The implementation of the Department of Labor’s new overtime rule, which would have increased the Fair Labor Standards Act (“FLSA”) salary threshold for exemption from overtime pay from $23,660 to $47,476, was delayed by a preliminary injunction issued by the U.S. District Court for the Eastern District of Texas on November 22, 2016. The injunction’s immediate effect was preventing the new rule from going into effect as planned on December 1. At least for now, the existing salary threshold will remain in effect, but employers should be mindful of the fact that the salary threshold may still increase in the future.
Here, the court did not reach a final decision on the merits of the new rule’s validity. Rather, the court issued a preliminary injunction delaying implementation of the rule. In issuing the injunction, the court stated that the Department of Labor had no ability to raise the salary threshold through regulation. This conflicts with the Department of Labor’s practice of raising the salary threshold from time to time, most recently in 2004 under former President George W. Bush. This may be a basis for overturning the injunction on appeal and is likely to be an issue as the new rule is litigated further. Additionally, unless Congress acts to change the FLSA itself, the Trump administration cannot undo the regulation through executive order. Instead, a new regulation adopting a different salary threshold must proceed through the lengthy regulatory process.
Regardless of what happens with the new salary threshold, the other elements of the “white collar” overtime exemptions remain the same. Employers should consider whether employees are properly classified as exempt under the administrative, executive, or professional duties’ tests regardless of the amount of compensation these employees receive. In my experience working with clients in anticipation of the new rule, I found a number of positions were misclassified as exempt because they did not satisfy the duties test for administrative employees. This means that some employers may be in violation of the FLSA even though they pay their employees at or above the current salary threshold for the overtime exemption.

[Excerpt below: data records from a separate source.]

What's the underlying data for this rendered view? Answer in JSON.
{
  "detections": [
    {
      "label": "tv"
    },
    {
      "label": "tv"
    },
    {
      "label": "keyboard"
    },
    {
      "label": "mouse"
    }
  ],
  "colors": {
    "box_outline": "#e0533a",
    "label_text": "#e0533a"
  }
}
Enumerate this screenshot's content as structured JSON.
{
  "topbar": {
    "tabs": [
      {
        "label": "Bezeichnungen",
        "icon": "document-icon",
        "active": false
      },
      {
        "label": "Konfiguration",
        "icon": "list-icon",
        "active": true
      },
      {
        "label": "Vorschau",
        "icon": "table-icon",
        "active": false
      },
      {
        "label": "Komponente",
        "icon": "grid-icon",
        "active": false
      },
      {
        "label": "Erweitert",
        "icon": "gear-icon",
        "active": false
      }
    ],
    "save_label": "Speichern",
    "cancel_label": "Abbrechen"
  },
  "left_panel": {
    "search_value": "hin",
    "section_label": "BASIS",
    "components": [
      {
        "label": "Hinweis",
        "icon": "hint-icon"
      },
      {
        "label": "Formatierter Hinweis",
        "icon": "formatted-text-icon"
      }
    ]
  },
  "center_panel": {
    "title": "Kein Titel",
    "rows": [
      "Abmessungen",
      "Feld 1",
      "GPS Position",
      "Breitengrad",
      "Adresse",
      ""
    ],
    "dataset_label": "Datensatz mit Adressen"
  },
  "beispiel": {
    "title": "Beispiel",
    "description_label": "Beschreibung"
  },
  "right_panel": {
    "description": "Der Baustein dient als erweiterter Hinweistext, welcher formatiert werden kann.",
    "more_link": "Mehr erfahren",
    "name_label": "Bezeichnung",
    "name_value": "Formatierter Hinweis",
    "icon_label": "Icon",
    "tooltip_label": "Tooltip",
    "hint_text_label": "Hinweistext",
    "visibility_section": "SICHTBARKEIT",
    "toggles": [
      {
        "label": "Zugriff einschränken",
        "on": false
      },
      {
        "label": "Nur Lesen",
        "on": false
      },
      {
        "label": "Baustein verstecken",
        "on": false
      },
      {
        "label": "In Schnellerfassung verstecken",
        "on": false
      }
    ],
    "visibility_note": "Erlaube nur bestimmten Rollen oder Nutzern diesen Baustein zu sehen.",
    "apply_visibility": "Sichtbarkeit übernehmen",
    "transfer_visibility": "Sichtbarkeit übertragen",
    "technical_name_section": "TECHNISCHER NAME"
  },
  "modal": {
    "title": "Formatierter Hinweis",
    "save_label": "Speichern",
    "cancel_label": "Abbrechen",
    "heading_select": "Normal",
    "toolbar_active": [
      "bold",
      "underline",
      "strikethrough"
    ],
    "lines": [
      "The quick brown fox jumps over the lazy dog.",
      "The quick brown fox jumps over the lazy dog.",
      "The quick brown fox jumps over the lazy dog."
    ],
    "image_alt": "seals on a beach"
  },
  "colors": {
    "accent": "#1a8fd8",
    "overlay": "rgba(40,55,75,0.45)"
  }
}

With the fate of the new overtime rule still uncertain, employers should exercise caution before entirely abandoning or rolling back plans to comply with the new rule. Barring significant changes to the FLSA, the other elements of the “white collar” overtime exemption – payment on a salary basis and the administrative, executive, and professional duties tests will still apply no matter what happens with the new salary threshold. For that reason, employers should carefully review existing and prospective positions that they currently or intend to classify as exempt to make sure that the job duties for these positions meet one of the three categories for exemption under the FLSA.